• Task to carry out
Everything in the listing below must be set down again exactly.

• Given records
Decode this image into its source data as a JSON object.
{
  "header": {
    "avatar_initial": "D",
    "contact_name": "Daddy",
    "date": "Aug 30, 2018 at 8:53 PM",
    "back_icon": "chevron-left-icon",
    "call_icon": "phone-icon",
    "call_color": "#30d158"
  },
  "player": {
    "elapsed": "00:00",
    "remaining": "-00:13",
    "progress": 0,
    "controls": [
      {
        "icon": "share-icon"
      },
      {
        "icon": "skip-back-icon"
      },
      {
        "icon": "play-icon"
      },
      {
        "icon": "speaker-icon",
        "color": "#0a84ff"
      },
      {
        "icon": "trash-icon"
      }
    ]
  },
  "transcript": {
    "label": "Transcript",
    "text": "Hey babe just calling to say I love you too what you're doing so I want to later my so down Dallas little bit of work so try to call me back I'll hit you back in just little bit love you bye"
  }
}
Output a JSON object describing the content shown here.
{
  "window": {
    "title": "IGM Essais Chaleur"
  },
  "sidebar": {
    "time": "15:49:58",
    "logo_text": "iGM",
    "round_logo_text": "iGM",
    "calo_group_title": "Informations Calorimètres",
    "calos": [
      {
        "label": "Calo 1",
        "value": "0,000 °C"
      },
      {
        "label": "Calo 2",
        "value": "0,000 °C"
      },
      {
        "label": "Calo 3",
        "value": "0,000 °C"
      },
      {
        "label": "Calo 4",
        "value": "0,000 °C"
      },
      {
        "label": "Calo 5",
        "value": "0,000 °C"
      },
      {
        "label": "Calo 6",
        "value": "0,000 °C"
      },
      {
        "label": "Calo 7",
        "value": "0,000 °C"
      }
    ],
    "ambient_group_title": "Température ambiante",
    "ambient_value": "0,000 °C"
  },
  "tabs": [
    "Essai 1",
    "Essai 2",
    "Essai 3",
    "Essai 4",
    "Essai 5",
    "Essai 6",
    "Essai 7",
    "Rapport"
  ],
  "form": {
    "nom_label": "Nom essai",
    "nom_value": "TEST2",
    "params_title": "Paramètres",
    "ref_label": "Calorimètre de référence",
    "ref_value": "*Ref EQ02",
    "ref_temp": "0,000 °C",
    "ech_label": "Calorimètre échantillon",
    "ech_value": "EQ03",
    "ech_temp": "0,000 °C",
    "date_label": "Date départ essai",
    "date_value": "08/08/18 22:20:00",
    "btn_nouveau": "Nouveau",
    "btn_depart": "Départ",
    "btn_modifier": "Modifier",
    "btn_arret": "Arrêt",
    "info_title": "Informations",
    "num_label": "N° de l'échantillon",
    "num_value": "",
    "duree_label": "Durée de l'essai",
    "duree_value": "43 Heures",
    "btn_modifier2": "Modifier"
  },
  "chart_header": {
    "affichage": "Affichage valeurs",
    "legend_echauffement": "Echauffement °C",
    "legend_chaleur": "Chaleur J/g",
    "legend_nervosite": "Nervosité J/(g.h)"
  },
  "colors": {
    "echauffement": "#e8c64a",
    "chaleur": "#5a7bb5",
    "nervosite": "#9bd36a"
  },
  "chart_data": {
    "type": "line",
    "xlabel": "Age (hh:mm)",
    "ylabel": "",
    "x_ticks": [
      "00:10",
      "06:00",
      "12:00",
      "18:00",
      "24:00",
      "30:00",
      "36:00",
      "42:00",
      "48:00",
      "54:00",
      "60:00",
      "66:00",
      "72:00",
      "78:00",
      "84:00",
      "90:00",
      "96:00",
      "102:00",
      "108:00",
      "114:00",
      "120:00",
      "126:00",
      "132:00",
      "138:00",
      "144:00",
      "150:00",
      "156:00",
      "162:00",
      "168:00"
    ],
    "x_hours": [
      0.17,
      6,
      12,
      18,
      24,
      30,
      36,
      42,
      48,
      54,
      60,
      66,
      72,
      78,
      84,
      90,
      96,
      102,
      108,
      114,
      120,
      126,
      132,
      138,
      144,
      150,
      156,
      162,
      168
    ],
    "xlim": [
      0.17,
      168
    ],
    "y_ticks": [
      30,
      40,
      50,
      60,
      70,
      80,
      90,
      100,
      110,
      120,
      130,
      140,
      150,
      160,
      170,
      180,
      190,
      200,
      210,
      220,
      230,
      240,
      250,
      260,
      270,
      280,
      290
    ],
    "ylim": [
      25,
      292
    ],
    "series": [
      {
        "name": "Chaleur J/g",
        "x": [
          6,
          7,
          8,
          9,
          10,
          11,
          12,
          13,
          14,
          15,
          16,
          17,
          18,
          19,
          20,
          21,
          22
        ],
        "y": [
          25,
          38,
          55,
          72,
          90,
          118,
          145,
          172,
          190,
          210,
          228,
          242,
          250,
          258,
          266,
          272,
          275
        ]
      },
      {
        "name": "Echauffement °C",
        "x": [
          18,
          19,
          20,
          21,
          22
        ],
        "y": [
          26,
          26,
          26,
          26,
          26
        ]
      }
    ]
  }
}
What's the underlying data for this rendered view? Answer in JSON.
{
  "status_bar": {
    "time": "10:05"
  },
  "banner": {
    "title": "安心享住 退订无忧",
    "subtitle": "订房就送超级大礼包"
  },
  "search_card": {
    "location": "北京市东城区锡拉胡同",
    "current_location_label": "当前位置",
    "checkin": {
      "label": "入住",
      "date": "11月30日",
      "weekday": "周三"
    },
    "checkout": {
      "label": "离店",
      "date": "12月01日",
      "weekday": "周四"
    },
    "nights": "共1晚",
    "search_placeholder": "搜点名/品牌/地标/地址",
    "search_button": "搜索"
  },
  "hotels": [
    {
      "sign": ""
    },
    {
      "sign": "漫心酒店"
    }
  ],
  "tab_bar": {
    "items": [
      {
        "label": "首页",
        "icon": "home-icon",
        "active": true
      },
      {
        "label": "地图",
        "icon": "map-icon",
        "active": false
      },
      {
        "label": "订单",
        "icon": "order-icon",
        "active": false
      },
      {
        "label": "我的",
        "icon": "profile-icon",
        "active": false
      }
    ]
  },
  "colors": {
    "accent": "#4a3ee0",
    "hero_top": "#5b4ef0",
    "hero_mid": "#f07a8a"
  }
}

• Task solution
Decode this image into its source data as a JSON object.
{
  "header": {
    "avatar_initial": "D",
    "contact_name": "Daddy",
    "date": "Aug 30, 2018 at 8:53 PM",
    "back_icon": "chevron-left-icon",
    "call_icon": "phone-icon",
    "call_color": "#30d158"
  },
  "player": {
    "elapsed": "00:00",
    "remaining": "-00:13",
    "progress": 0,
    "controls": [
      {
        "icon": "share-icon"
      },
      {
        "icon": "skip-back-icon"
      },
      {
        "icon": "play-icon"
      },
      {
        "icon": "speaker-icon",
        "color": "#0a84ff"
      },
      {
        "icon": "trash-icon"
      }
    ]
  },
  "transcript": {
    "label": "Transcript",
    "text": "Hey babe just calling to say I love you too what you're doing so I want to later my so down Dallas little bit of work so try to call me back I'll hit you back in just little bit love you bye"
  }
}
Output a JSON object describing the content shown here.
{
  "window": {
    "title": "IGM Essais Chaleur"
  },
  "sidebar": {
    "time": "15:49:58",
    "logo_text": "iGM",
    "round_logo_text": "iGM",
    "calo_group_title": "Informations Calorimètres",
    "calos": [
      {
        "label": "Calo 1",
        "value": "0,000 °C"
      },
      {
        "label": "Calo 2",
        "value": "0,000 °C"
      },
      {
        "label": "Calo 3",
        "value": "0,000 °C"
      },
      {
        "label": "Calo 4",
        "value": "0,000 °C"
      },
      {
        "label": "Calo 5",
        "value": "0,000 °C"
      },
      {
        "label": "Calo 6",
        "value": "0,000 °C"
      },
      {
        "label": "Calo 7",
        "value": "0,000 °C"
      }
    ],
    "ambient_group_title": "Température ambiante",
    "ambient_value": "0,000 °C"
  },
  "tabs": [
    "Essai 1",
    "Essai 2",
    "Essai 3",
    "Essai 4",
    "Essai 5",
    "Essai 6",
    "Essai 7",
    "Rapport"
  ],
  "form": {
    "nom_label": "Nom essai",
    "nom_value": "TEST2",
    "params_title": "Paramètres",
    "ref_label": "Calorimètre de référence",
    "ref_value": "*Ref EQ02",
    "ref_temp": "0,000 °C",
    "ech_label": "Calorimètre échantillon",
    "ech_value": "EQ03",
    "ech_temp": "0,000 °C",
    "date_label": "Date départ essai",
    "date_value": "08/08/18 22:20:00",
    "btn_nouveau": "Nouveau",
    "btn_depart": "Départ",
    "btn_modifier": "Modifier",
    "btn_arret": "Arrêt",
    "info_title": "Informations",
    "num_label": "N° de l'échantillon",
    "num_value": "",
    "duree_label": "Durée de l'essai",
    "duree_value": "43 Heures",
    "btn_modifier2": "Modifier"
  },
  "chart_header": {
    "affichage": "Affichage valeurs",
    "legend_echauffement": "Echauffement °C",
    "legend_chaleur": "Chaleur J/g",
    "legend_nervosite": "Nervosité J/(g.h)"
  },
  "colors": {
    "echauffement": "#e8c64a",
    "chaleur": "#5a7bb5",
    "nervosite": "#9bd36a"
  },
  "chart_data": {
    "type": "line",
    "xlabel": "Age (hh:mm)",
    "ylabel": "",
    "x_ticks": [
      "00:10",
      "06:00",
      "12:00",
      "18:00",
      "24:00",
      "30:00",
      "36:00",
      "42:00",
      "48:00",
      "54:00",
      "60:00",
      "66:00",
      "72:00",
      "78:00",
      "84:00",
      "90:00",
      "96:00",
      "102:00",
      "108:00",
      "114:00",
      "120:00",
      "126:00",
      "132:00",
      "138:00",
      "144:00",
      "150:00",
      "156:00",
      "162:00",
      "168:00"
    ],
    "x_hours": [
      0.17,
      6,
      12,
      18,
      24,
      30,
      36,
      42,
      48,
      54,
      60,
      66,
      72,
      78,
      84,
      90,
      96,
      102,
      108,
      114,
      120,
      126,
      132,
      138,
      144,
      150,
      156,
      162,
      168
    ],
    "xlim": [
      0.17,
      168
    ],
    "y_ticks": [
      30,
      40,
      50,
      60,
      70,
      80,
      90,
      100,
      110,
      120,
      130,
      140,
      150,
      160,
      170,
      180,
      190,
      200,
      210,
      220,
      230,
      240,
      250,
      260,
      270,
      280,
      290
    ],
    "ylim": [
      25,
      292
    ],
    "series": [
      {
        "name": "Chaleur J/g",
        "x": [
          6,
          7,
          8,
          9,
          10,
          11,
          12,
          13,
          14,
          15,
          16,
          17,
          18,
          19,
          20,
          21,
          22
        ],
        "y": [
          25,
          38,
          55,
          72,
          90,
          118,
          145,
          172,
          190,
          210,
          228,
          242,
          250,
          258,
          266,
          272,
          275
        ]
      },
      {
        "name": "Echauffement °C",
        "x": [
          18,
          19,
          20,
          21,
          22
        ],
        "y": [
          26,
          26,
          26,
          26,
          26
        ]
      }
    ]
  }
}
What's the underlying data for this rendered view? Answer in JSON.
{
  "status_bar": {
    "time": "10:05"
  },
  "banner": {
    "title": "安心享住 退订无忧",
    "subtitle": "订房就送超级大礼包"
  },
  "search_card": {
    "location": "北京市东城区锡拉胡同",
    "current_location_label": "当前位置",
    "checkin": {
      "label": "入住",
      "date": "11月30日",
      "weekday": "周三"
    },
    "checkout": {
      "label": "离店",
      "date": "12月01日",
      "weekday": "周四"
    },
    "nights": "共1晚",
    "search_placeholder": "搜点名/品牌/地标/地址",
    "search_button": "搜索"
  },
  "hotels": [
    {
      "sign": ""
    },
    {
      "sign": "漫心酒店"
    }
  ],
  "tab_bar": {
    "items": [
      {
        "label": "首页",
        "icon": "home-icon",
        "active": true
      },
      {
        "label": "地图",
        "icon": "map-icon",
        "active": false
      },
      {
        "label": "订单",
        "icon": "order-icon",
        "active": false
      },
      {
        "label": "我的",
        "icon": "profile-icon",
        "active": false
      }
    ]
  },
  "colors": {
    "accent": "#4a3ee0",
    "hero_top": "#5b4ef0",
    "hero_mid": "#f07a8a"
  }
}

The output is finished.